WORK ITEM: Select, from the material below, each line with "Jensen" in it.

RECORD SET:
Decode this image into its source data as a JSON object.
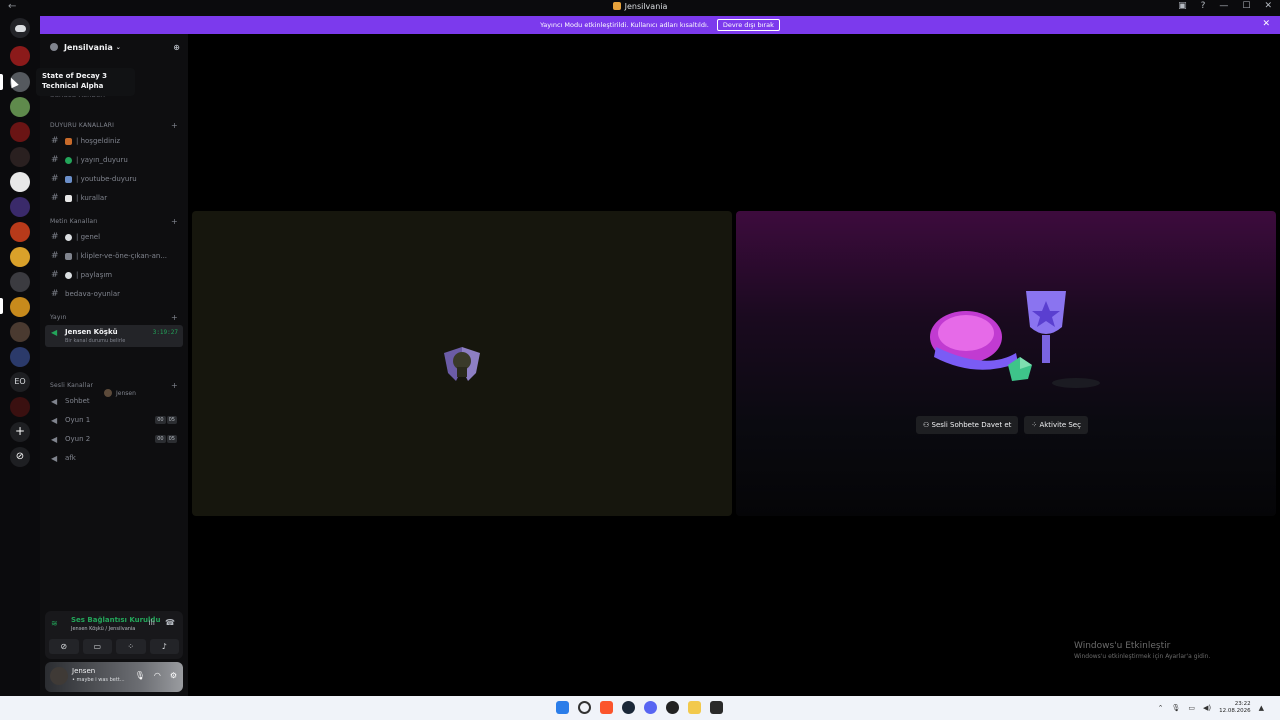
{
  "window": {
    "title": "Jensilvania",
    "controls": [
      "—",
      "☐",
      "✕"
    ]
  },
  "banner": {
    "text": "Yayıncı Modu etkinleştirildi. Kullanıcı adları kısaltıldı.",
    "button_label": "Devre dışı bırak"
  },
  "tooltip": {
    "line1": "State of Decay 3",
    "line2": "Technical Alpha"
  },
  "rail": {
    "eo_label": "EO"
  },
  "guild": {
    "name": "Jensilvania",
    "hidden_row": "Sunucu Rehberi"
  },
  "categories": {
    "duyuru": "DUYURU KANALLARI",
    "metin": "Metin Kanalları",
    "yayin": "Yayın",
    "sesli": "Sesli Kanallar"
  },
  "channels": {
    "hosgeldiniz": "| hoşgeldiniz",
    "yayin_duyuru": "| yayın_duyuru",
    "youtube_duyuru": "| youtube-duyuru",
    "kurallar": "| kurallar",
    "genel": "| genel",
    "klipler": "| klipler-ve-öne-çıkan-an...",
    "paylasim": "| paylaşım",
    "bedava": "bedava-oyunlar"
  },
  "stage": {
    "name": "Jensen Köşkü",
    "timer": "3:19:27",
    "status": "Bir kanal durumu belirle",
    "member": "Jensen"
  },
  "voice_channels": {
    "sohbet": "Sohbet",
    "oyun1": "Oyun 1",
    "oyun1_counts": [
      "00",
      "05"
    ],
    "oyun2": "Oyun 2",
    "oyun2_counts": [
      "00",
      "05"
    ],
    "afk": "afk"
  },
  "voice_panel": {
    "status": "Ses Bağlantısı Kuruldu",
    "location": "Jensen Köşkü / Jensilvania"
  },
  "user": {
    "name": "Jensen",
    "status": "• maybe i was bett..."
  },
  "tile_actions": {
    "invite": "Sesli Sohbete Davet et",
    "activity": "Aktivite Seç"
  },
  "watermark": {
    "line1": "Windows'u Etkinleştir",
    "line2": "Windows'u etkinleştirmek için Ayarlar'a gidin."
  },
  "taskbar": {
    "time": "23:22",
    "date": "12.08.2026"
  },
  "colors": {
    "banner": "#7c3aed",
    "accent_green": "#23a55a",
    "sidebar_bg": "#0e0e10"
  }
}
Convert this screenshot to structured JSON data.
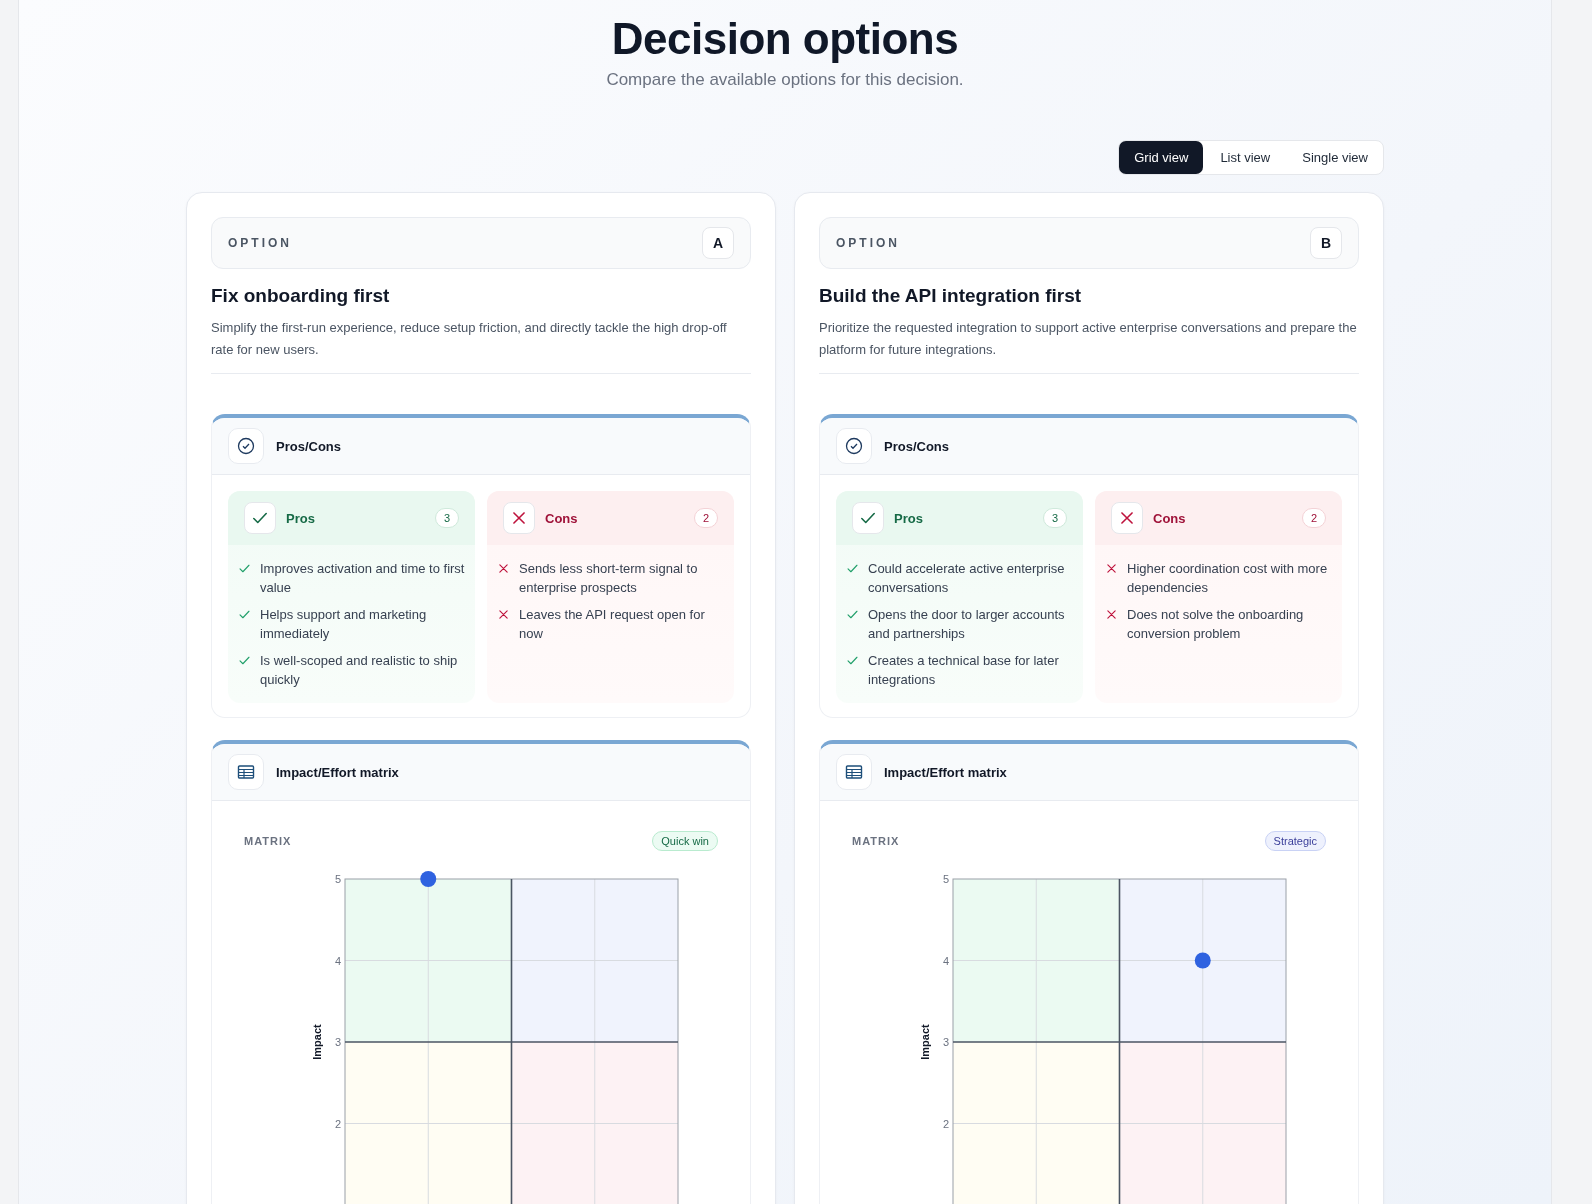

OUTPUT OF THE TASK:
    "name": "Jensen Köşkü",
    "member": "Jensen"
    "location": "Jensen Köşkü / Jensilvania"
    "name": "Jensen",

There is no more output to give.